Learn more about Georgia’s agro-biodiversity


The project which aims to revive the country’s agro-biodiversity by promoting the re-introduction and sustainable use of the country’s agro-biodiversity through improving access to seed stock and planting material, providing extension services to farmers, and facilitating experience-sharing among farmers, research stations, and other stakeholders.

Prior to the project, the seed material of the local landraces seemed to be completely forgotten. The project has established a seed multiplication system to encourage local farmers to use and sow local landraces and by 2009, 28 land-races and varieties (52% of all known for Georgia) were being used for subsistence production, and seven land races (13% of all landraces) were in commercial use.   At this point, 189 households are cultivating land-races and local varieties and more than 80% of these households are reporting higher pulse diversity on-farm, diversification of the family diet, and higher nutrition levels. The revived landraces and local varieties have demonstrated a much higher resistance to droughts, pests, and harsh winters. Eleven farmers and three farmer cooperatives confirmed higher incomes from trading of their harvests and seeds. The six revived native legume crops are now being sold to retailers on the local market with a 10% premium compared to the imported common beans widely available in Georgia. For the last three years the volume of sales has been growing at almost 100% every year. While the sales revenue for the farmers has been on the rise, further financial returns are gained through almost zero application of chemical fertilizers.

Farmer’s Voices

Famers from the Samtskhe-Javakheti farm of the Elkana Assocation reflect about the project (quotes taken from the movie “Restoring Georgia’s Agrobiodiversity”)

  • “I have been receiving the project’s help since 2004, when Elkana invited me to the farmer association for native crops. Ever since then, my harvests have been good, I make better profits, and every year I try to sow more and have greater yields.”
  • “Everyone has become interested. All my neighbors are cultivating crops promoted by this project.”
  • “It seems, Georgia has a market for it, and it makes sense to sow more. Products from native crops are wholesome, natural, and delicious.

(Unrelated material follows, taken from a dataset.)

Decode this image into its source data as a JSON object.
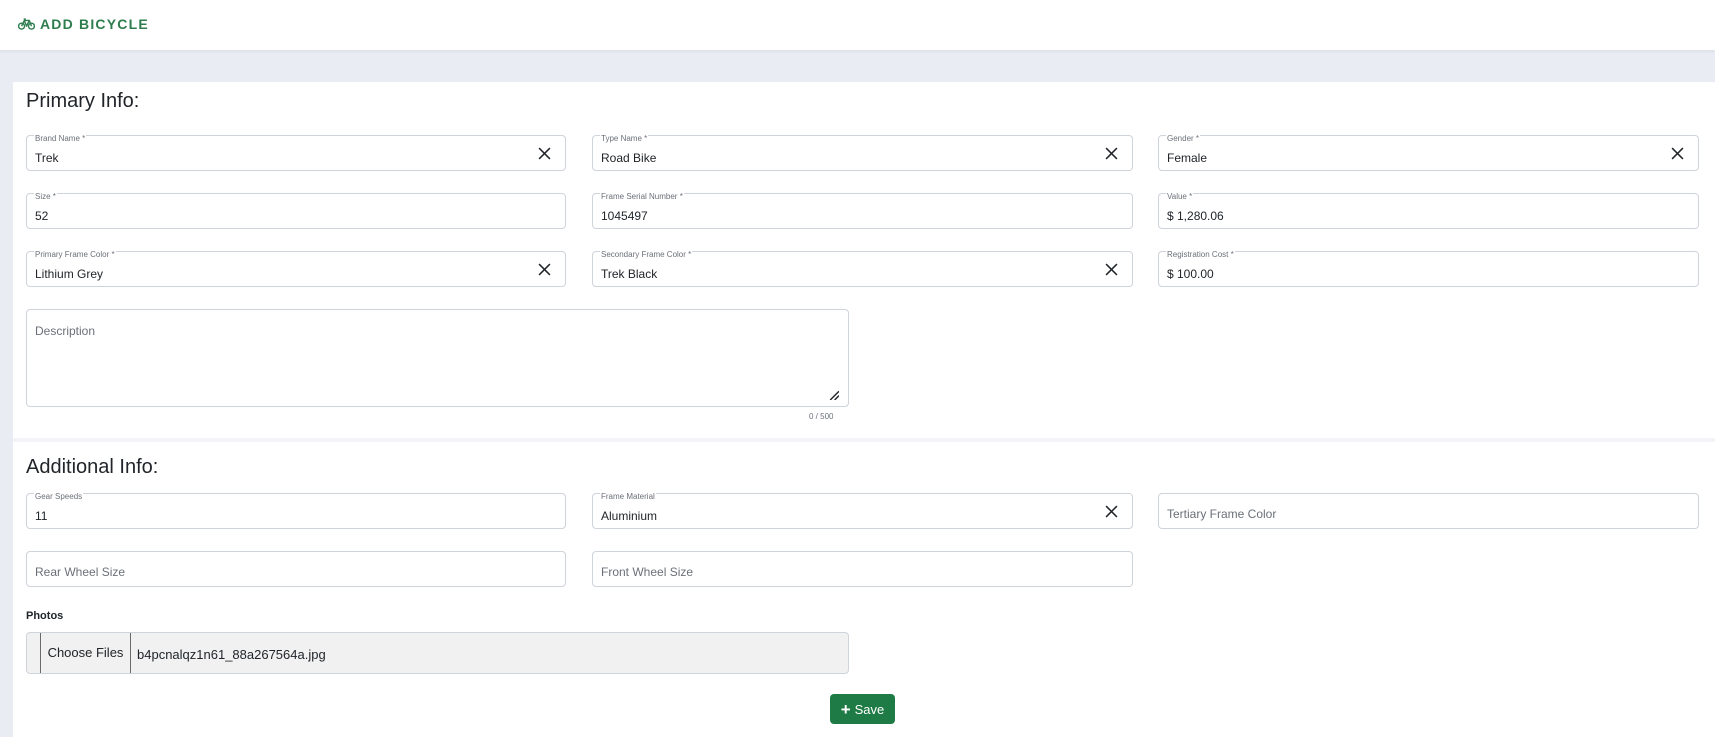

We advise everyone to grow these crops and to cook different and wholesome dishes with them.”



Murad Gogoladze, Head of Samtskhe-Javakheti Farmers’ Association Farezi

  • Look at my new crops: the native horse bean is a productive ancient leguminous crop. Before the dissemination of haricot beans, this and other pulses constituted the usual diet of Georgians. Look at the roots of these pulses, they are bigger than the usual ones, and we now know they host nitrogen-fixing legume bacteria that fertilize the soil”.


Replication of the achieved results speaks of the project success. Over and above the envisaged activities, the project-nurtured seed material is now requested by farmers from outside the demonstration area supported by the GEF project. In 2009, four regions (Kakheti, Kvemo Kartli, Imereti and Racha) bought seed material from Elkana.   Kakhetian farmers grow the crops mainly for their own consumption while farmers from Kvemo Kartli are selling their harvests locally and in markets of the neighboring country of Azerbaijan.

The trust in native land-races and crop varieties, and the ever-evolving capacity of farmers to innovate and adapt, once seemingly lost, is making a comeback in Georgia and farmers there are demonstrating a new maxim to be applied in the management of agricultural species diversity: “sustainably use it or lose it”.

Project facts: Duration: 2004-2010, GEF grant: $ 0.98 million. Co-financing: $ 1.72 million. For more information please contact Ms. Mariam Jorjadze, Project Coordinator and Head of Elkana,

Editor's note: To celebrate the International Year of Biodiversity, every two weeks we will highlight a GEF project that is creatively addressing the challenges to conserve and sustainably use biodiversity.  These examples of good practice in conservation and sustainable use will demonstrate the contributions that biodiversity makes to local and national economies and that halting the loss of biodiversity is indeed possible.